Material for this exercise:
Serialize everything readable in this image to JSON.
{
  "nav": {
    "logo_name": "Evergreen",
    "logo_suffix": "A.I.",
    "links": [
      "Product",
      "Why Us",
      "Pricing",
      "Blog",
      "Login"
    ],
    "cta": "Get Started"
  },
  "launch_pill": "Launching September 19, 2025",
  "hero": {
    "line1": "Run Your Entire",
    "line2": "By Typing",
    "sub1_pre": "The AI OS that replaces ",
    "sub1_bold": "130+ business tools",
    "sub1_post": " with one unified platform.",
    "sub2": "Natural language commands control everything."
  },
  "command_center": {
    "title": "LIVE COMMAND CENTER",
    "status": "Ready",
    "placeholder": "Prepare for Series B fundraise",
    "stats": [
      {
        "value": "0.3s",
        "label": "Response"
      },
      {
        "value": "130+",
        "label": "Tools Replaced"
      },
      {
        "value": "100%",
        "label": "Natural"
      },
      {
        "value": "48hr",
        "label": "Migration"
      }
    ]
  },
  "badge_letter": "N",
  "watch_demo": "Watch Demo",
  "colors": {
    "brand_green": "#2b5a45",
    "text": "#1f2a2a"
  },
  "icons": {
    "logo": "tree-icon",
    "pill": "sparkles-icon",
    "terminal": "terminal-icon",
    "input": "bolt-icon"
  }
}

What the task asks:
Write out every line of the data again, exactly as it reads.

Completed task:
Serialize everything readable in this image to JSON.
{
  "nav": {
    "logo_name": "Evergreen",
    "logo_suffix": "A.I.",
    "links": [
      "Product",
      "Why Us",
      "Pricing",
      "Blog",
      "Login"
    ],
    "cta": "Get Started"
  },
  "launch_pill": "Launching September 19, 2025",
  "hero": {
    "line1": "Run Your Entire",
    "line2": "By Typing",
    "sub1_pre": "The AI OS that replaces ",
    "sub1_bold": "130+ business tools",
    "sub1_post": " with one unified platform.",
    "sub2": "Natural language commands control everything."
  },
  "command_center": {
    "title": "LIVE COMMAND CENTER",
    "status": "Ready",
    "placeholder": "Prepare for Series B fundraise",
    "stats": [
      {
        "value": "0.3s",
        "label": "Response"
      },
      {
        "value": "130+",
        "label": "Tools Replaced"
      },
      {
        "value": "100%",
        "label": "Natural"
      },
      {
        "value": "48hr",
        "label": "Migration"
      }
    ]
  },
  "badge_letter": "N",
  "watch_demo": "Watch Demo",
  "colors": {
    "brand_green": "#2b5a45",
    "text": "#1f2a2a"
  },
  "icons": {
    "logo": "tree-icon",
    "pill": "sparkles-icon",
    "terminal": "terminal-icon",
    "input": "bolt-icon"
  }
}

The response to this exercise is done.